SLAM! Wrestling staffer and participant Andy McNamara summed up his thoughts on the camp: “What a great experience from a writer’s perspective to actually step into the ring and get a small taste of what it’s like to train,” he said. “Shantelle did an amazing job as trainer and added so much value to the session.”

“I didn’t know what to expect early, but Taylor Wilde is really cool,” added 16-year-old Pickering student Ulises Minor-Vazquez. “I didn’t really watch her much, but I think I’m going to now. [Creating a promo] was hard at the beginning, but once you found what you were going to do, it became easier.”

“At first walking into the Squared Circle Training was intimidating enough seeing all the people there who seem comfortable and know what they’re doing,” said first-timer Sarah Farrer, 29. “Standing on the ring for the first time is like, ‘Wow!’ But as soon as Taylor started talking I calmed right down. She acknowledged that everyone was at different levels and that we would take it at everyone’s comfort zone, which was relieving. Plus her great teaching ability, supportive comments and character made the rest of the day one of the most amazing experiences I’ve ever had.

“I really enjoyed the in-ring experience a lot, the character development part was interesting and informative and the bonus of getting to watch some students perform topped it off,” Farrer concluded.

Wilde demonstrates a move. Photo by Kenai Andrews.

The students ranged in experience and age, and included Titus Smith and Shayna Szumach, a pair of seasoned students who drove from Rochester, New York to attend.

Wilde offered some additional nuggets for any other wide-eyed wrestling enthusiasts.
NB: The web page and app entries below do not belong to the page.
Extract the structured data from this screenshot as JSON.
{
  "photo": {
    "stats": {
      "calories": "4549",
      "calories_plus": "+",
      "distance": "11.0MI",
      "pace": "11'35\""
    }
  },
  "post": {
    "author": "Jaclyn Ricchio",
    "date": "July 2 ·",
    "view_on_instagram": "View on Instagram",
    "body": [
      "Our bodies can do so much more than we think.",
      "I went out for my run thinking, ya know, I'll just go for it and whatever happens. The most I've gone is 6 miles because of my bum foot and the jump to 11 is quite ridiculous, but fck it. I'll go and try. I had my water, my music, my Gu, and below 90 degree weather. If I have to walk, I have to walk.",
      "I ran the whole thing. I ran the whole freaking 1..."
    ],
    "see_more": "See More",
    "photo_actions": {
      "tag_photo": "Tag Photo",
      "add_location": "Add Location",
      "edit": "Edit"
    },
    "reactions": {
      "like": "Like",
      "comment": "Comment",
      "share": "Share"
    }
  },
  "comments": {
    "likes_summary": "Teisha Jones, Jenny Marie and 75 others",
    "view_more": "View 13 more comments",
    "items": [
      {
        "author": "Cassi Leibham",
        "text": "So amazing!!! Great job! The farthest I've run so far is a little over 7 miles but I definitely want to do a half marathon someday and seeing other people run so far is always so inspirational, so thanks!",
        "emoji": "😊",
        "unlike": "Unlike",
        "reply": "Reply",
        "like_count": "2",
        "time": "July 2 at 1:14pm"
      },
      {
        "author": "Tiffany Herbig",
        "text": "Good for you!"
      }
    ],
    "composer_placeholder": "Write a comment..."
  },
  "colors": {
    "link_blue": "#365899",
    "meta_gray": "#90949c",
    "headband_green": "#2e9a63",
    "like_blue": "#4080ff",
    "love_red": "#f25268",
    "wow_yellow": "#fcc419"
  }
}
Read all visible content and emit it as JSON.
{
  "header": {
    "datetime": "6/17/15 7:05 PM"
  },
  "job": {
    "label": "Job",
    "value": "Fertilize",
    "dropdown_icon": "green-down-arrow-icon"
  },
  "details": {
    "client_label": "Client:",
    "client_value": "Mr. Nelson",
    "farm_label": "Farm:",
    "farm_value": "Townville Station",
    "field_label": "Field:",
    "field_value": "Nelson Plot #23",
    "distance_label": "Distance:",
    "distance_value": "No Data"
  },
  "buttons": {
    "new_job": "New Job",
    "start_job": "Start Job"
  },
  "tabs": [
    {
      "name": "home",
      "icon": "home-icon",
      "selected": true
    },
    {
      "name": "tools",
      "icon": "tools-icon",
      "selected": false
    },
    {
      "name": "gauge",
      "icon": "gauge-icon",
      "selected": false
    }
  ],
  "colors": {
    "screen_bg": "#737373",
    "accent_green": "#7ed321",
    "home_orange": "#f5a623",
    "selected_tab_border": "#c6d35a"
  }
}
“You need to protect yourself and your opponent,” she said. “It’s a dangerous industry and if you want to be in it for a long time, you need to keep those skills sharp so you can protect yourself and your partner, or multiple partners in my case.”